- **YOUR GOAL**
Every line of the entries below that carries the string "image" should be copied.

=== Begin Enclosure ===

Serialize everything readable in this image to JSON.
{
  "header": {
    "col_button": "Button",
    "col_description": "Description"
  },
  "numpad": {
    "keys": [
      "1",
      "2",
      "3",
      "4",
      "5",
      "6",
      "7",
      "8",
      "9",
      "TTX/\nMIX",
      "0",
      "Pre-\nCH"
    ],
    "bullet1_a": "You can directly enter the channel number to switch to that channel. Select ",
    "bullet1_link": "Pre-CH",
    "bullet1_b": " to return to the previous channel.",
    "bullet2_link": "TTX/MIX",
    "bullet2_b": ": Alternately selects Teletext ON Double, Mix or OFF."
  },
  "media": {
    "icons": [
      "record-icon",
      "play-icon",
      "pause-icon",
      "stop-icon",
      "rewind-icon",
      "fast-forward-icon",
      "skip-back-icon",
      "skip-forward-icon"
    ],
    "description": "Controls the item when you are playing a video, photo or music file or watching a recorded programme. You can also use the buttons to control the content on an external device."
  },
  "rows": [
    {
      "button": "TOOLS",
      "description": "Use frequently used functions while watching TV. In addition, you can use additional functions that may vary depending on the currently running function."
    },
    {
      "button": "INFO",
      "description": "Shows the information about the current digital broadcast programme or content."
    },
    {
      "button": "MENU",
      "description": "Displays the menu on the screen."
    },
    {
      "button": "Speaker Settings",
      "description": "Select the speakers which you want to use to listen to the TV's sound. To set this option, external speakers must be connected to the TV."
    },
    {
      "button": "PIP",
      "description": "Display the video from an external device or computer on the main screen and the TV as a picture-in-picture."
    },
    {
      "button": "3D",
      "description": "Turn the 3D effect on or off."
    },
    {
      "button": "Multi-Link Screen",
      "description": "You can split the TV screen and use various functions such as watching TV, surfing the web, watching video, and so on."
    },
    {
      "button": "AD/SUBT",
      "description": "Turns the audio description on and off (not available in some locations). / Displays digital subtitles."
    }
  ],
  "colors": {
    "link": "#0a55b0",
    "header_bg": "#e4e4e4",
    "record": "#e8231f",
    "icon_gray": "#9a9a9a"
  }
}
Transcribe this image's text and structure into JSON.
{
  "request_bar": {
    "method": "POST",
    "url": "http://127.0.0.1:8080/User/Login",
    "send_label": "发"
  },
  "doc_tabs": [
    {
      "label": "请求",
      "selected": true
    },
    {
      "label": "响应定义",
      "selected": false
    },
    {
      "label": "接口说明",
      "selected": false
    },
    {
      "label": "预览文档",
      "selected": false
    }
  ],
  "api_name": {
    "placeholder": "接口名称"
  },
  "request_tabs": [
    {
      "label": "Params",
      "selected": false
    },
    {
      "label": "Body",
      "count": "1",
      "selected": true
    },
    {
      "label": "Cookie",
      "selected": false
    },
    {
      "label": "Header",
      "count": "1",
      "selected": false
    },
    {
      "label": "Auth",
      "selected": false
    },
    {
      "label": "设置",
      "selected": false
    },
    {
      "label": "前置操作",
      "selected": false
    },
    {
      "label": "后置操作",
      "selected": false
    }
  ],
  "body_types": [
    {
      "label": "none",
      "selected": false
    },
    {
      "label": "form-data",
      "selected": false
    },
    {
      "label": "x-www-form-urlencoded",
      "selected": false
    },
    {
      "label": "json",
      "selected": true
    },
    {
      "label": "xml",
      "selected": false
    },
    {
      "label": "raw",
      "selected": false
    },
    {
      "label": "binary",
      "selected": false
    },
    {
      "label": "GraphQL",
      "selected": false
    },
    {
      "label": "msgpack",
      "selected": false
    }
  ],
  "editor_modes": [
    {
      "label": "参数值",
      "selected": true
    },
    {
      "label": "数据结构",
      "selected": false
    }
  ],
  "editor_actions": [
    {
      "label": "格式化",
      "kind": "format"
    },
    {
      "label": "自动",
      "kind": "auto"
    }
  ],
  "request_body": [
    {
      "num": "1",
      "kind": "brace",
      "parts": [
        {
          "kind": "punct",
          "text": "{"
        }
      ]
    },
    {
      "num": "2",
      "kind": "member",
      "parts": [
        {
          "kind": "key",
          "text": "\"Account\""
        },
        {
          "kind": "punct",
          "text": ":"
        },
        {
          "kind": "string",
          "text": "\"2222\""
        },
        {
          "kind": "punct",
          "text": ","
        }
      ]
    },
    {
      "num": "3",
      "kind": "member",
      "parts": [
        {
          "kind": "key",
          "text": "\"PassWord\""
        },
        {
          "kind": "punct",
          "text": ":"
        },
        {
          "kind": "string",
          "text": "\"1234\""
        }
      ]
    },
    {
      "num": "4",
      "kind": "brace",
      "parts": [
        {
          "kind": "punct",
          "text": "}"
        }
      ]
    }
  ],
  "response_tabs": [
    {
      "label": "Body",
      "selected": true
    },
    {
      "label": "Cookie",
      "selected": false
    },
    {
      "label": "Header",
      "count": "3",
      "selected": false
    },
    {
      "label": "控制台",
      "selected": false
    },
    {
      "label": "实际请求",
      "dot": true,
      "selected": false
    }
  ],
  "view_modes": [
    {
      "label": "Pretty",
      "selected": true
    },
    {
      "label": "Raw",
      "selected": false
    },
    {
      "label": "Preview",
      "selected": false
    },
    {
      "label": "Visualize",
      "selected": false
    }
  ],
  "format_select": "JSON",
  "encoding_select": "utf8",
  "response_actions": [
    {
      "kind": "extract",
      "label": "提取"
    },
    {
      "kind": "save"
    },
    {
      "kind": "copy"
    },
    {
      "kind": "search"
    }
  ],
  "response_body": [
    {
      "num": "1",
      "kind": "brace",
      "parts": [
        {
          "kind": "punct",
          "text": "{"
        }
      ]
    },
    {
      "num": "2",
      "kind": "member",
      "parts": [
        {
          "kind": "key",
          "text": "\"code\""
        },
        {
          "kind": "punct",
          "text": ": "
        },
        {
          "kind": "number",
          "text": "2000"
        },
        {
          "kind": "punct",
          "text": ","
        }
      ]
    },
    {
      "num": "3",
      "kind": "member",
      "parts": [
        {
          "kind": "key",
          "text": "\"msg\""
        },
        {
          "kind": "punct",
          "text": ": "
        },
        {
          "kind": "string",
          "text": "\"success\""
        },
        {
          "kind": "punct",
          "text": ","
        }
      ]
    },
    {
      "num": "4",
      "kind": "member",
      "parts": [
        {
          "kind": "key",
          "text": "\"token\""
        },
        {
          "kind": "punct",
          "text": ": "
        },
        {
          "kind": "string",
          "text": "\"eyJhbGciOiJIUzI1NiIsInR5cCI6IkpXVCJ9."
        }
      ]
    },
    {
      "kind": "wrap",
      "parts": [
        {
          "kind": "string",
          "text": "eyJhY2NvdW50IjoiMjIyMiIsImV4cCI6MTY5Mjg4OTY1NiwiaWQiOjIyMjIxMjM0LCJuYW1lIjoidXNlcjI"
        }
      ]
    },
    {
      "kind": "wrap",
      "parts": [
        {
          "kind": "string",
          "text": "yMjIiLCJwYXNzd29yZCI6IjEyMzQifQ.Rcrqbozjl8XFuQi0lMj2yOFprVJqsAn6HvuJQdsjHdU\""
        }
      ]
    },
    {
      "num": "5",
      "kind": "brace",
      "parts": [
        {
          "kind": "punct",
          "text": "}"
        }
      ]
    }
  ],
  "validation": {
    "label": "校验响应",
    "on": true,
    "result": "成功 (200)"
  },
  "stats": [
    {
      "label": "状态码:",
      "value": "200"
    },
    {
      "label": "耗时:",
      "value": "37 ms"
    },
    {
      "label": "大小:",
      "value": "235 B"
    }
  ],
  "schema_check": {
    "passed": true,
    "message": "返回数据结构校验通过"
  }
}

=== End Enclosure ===

- **EXERCISE RESULT**
Serialize everything readable in this image to JSON.
Transcribe this image's text and structure into JSON.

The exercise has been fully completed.